Energy project lets Sitka students test wind power
September 19, 2010
REAP note: REAP is the state facilitator for the Alaska Wind for Schools program mentioned in this article and led the effort along with the Alaska Center for Energy & Power in Fairbanks to have Alaska added to the national Wind for Schools program.
By Craig Giammona of the Sitka Daily Sentinel – An alternative energy project taking shape on Japonski Island will allow the city’s electric department to test wind as a viable power source in Sitka. In the process, Mt. Edgecumbe High School students will get hands-on lessons in math and science, and perhaps pick up ideas for bringing clean energy to their hometowns across the state. The U.S. Coast Guard could see benefits as well, namely a reduction in its power bill as the U.S. Coast Guard attempts to meet a mandate for federal agencies to reduce their use of fossil fuels.
“It’s really a collaborative project,” said Chris Brewton, Sitka’s utility director. “It’s an innovative way to approach it.”

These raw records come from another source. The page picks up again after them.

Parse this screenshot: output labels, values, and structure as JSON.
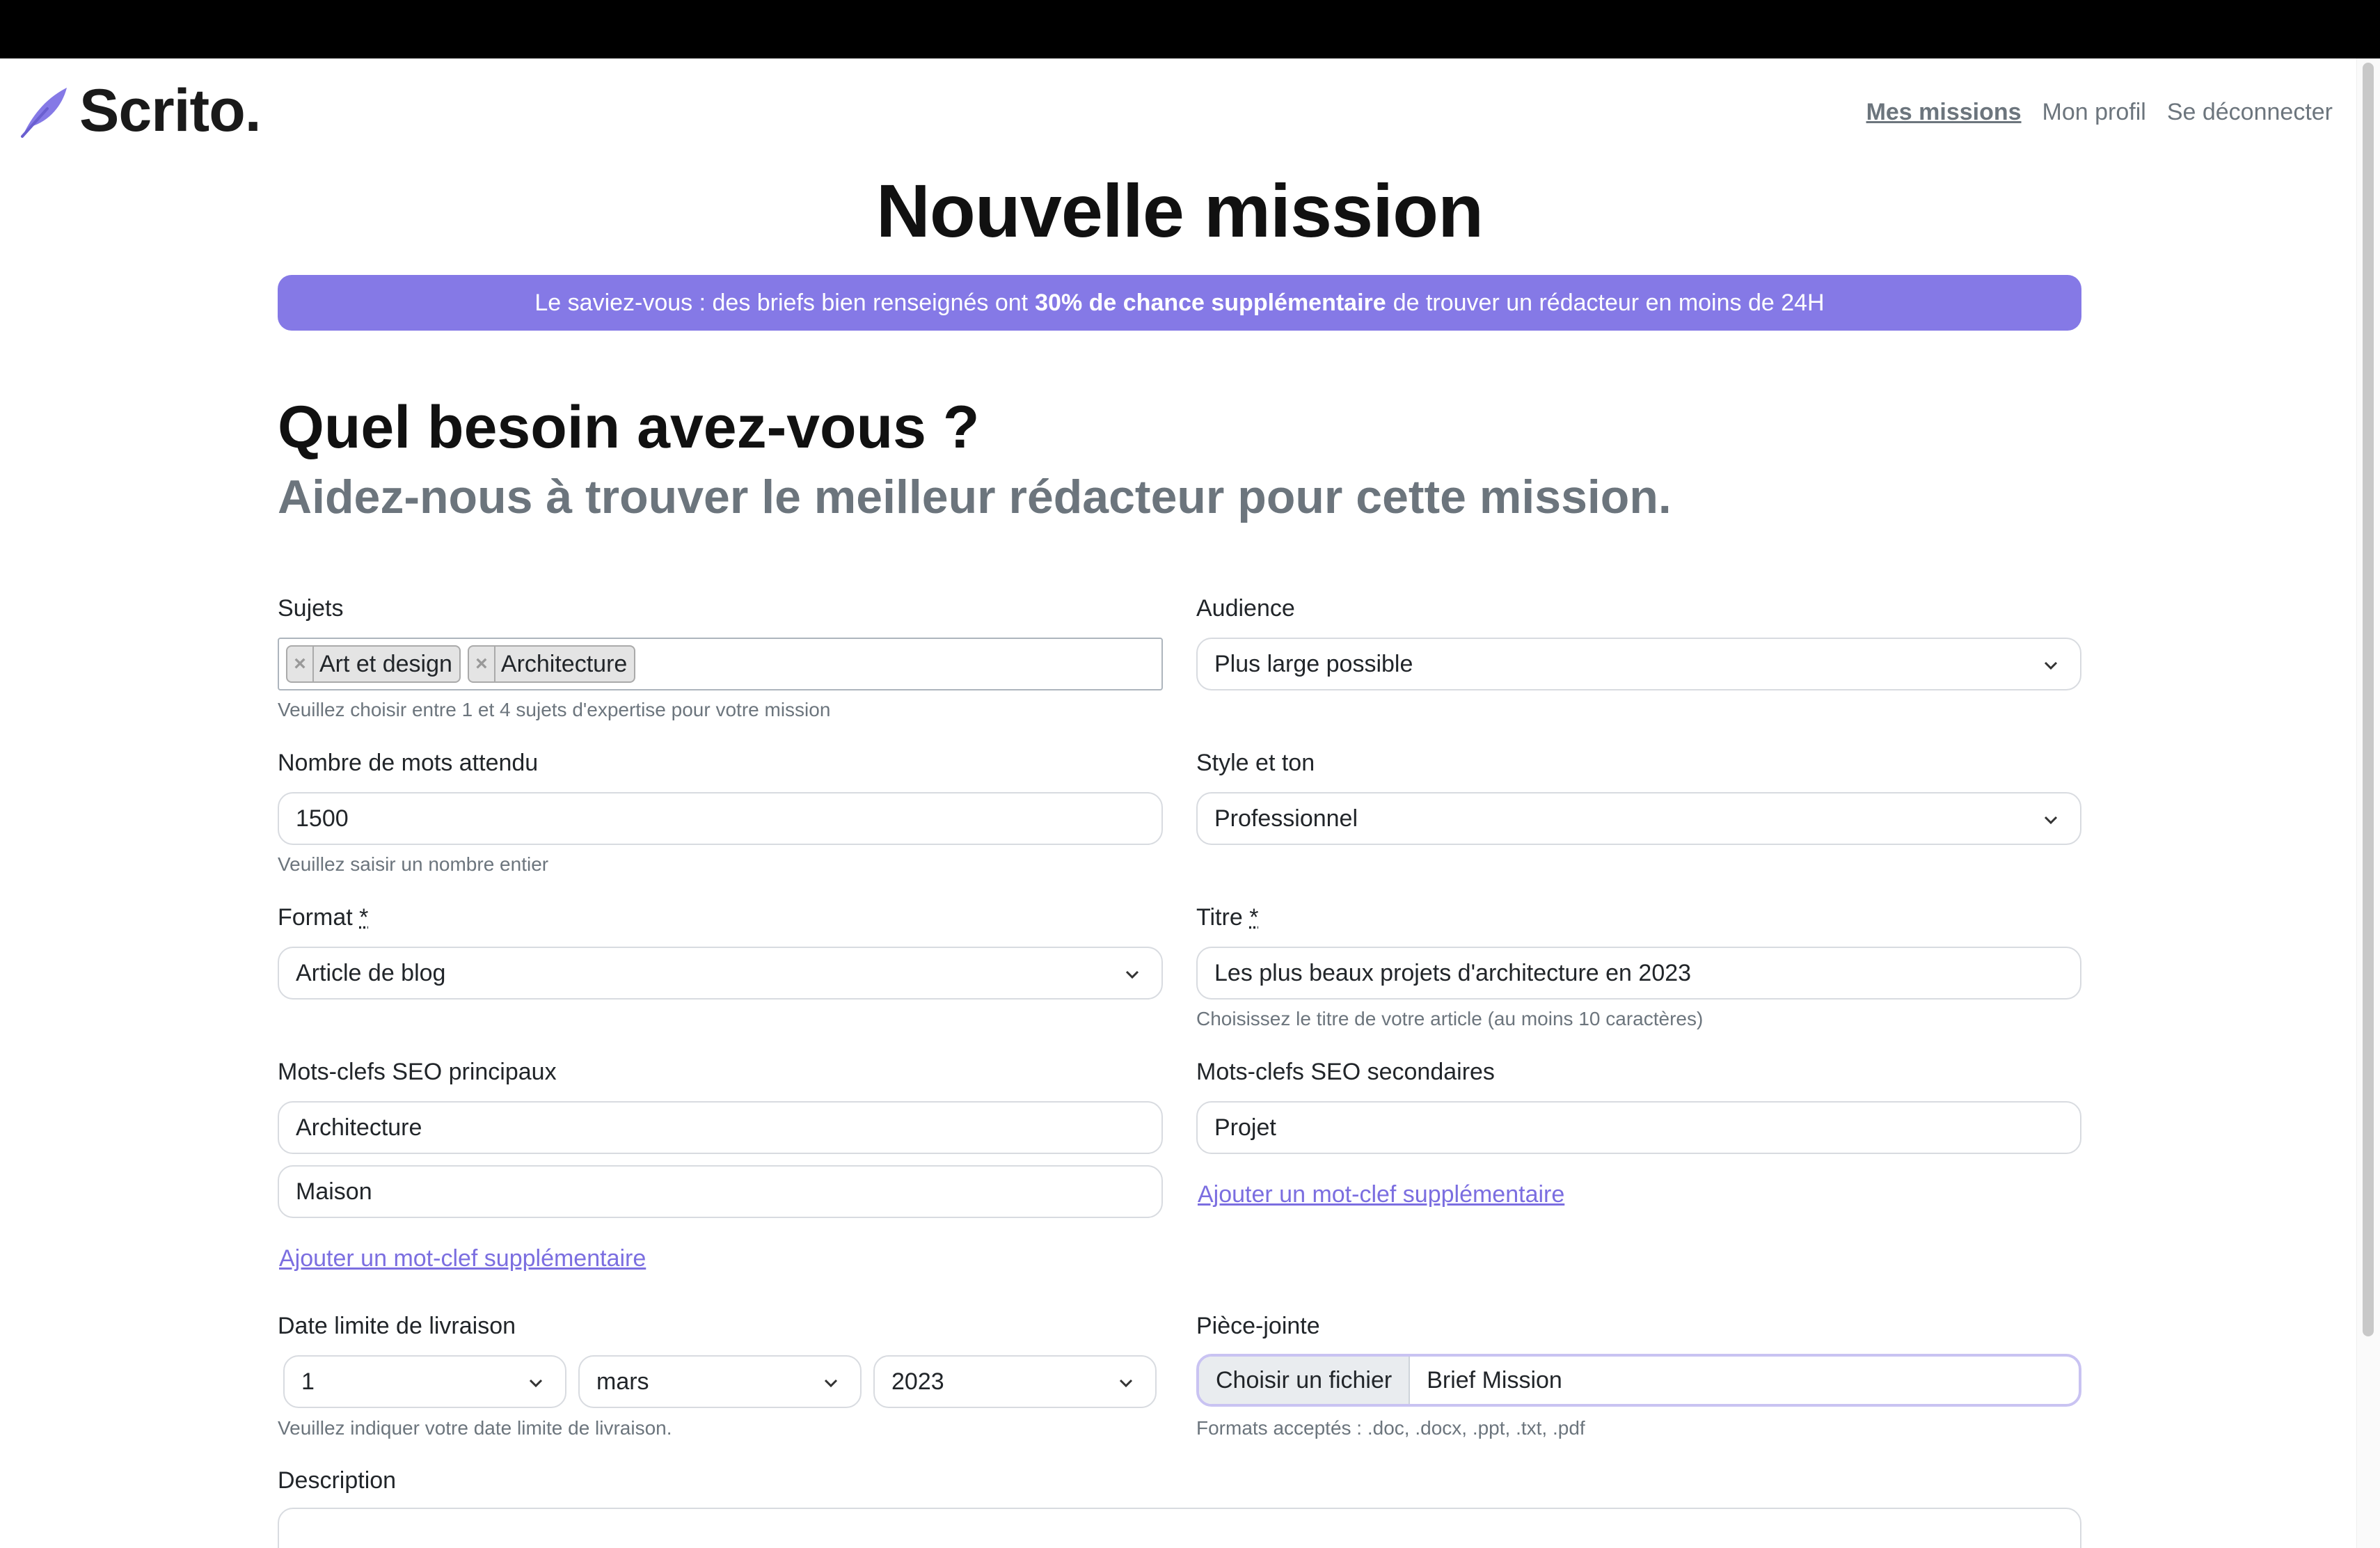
{
  "header": {
    "brand": "Scrito.",
    "nav": [
      "Mes missions",
      "Mon profil",
      "Se déconnecter"
    ]
  },
  "page": {
    "title": "Nouvelle mission",
    "banner": {
      "prefix": "Le saviez-vous : des briefs bien renseignés ont",
      "highlight": "30% de chance supplémentaire",
      "suffix": "de trouver un rédacteur en moins de 24H"
    },
    "heading": "Quel besoin avez-vous ?",
    "subheading": "Aidez-nous à trouver le meilleur rédacteur pour cette mission."
  },
  "form": {
    "sujets": {
      "label": "Sujets",
      "tags": [
        "Art et design",
        "Architecture"
      ],
      "help": "Veuillez choisir entre 1 et 4 sujets d'expertise pour votre mission"
    },
    "audience": {
      "label": "Audience",
      "value": "Plus large possible"
    },
    "mots": {
      "label": "Nombre de mots attendu",
      "value": "1500",
      "help": "Veuillez saisir un nombre entier"
    },
    "style": {
      "label": "Style et ton",
      "value": "Professionnel"
    },
    "format": {
      "label": "Format",
      "required": "*",
      "value": "Article de blog"
    },
    "titre": {
      "label": "Titre",
      "required": "*",
      "value": "Les plus beaux projets d'architecture en 2023",
      "help": "Choisissez le titre de votre article (au moins 10 caractères)"
    },
    "seo_principaux": {
      "label": "Mots-clefs SEO principaux",
      "values": [
        "Architecture",
        "Maison"
      ],
      "add_link": "Ajouter un mot-clef supplémentaire"
    },
    "seo_secondaires": {
      "label": "Mots-clefs SEO secondaires",
      "values": [
        "Projet"
      ],
      "add_link": "Ajouter un mot-clef supplémentaire"
    },
    "date": {
      "label": "Date limite de livraison",
      "day": "1",
      "month": "mars",
      "year": "2023",
      "help": "Veuillez indiquer votre date limite de livraison."
    },
    "piece_jointe": {
      "label": "Pièce-jointe",
      "button": "Choisir un fichier",
      "filename": "Brief Mission",
      "help": "Formats acceptés : .doc, .docx, .ppt, .txt, .pdf"
    },
    "description": {
      "label": "Description"
    }
  },
  "colors": {
    "accent": "#8579e6",
    "link": "#7b6ee0",
    "muted": "#6c757d"
  }
}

The driving force behind the project, which will bring a 66-foot wind turbine to Japonski Island, is Matt Hunter, who teaches math and physics at Mt. Edgecumbe High School. Last winter, Hunter was brainstorming about projects for his students, when he came across a newspaper advertisement announcing grant funds for a program called “Alaska Wind for Schools.” Funded with federal stimulus money, the project seeks to “grow” a new generation of wind energy workers by giving them hands-on experience with a source of alternative energy. Hunter thought it would be a perfect fit for his students, with an opportunity to crunch data and perhaps learn about a clean energy source. Read more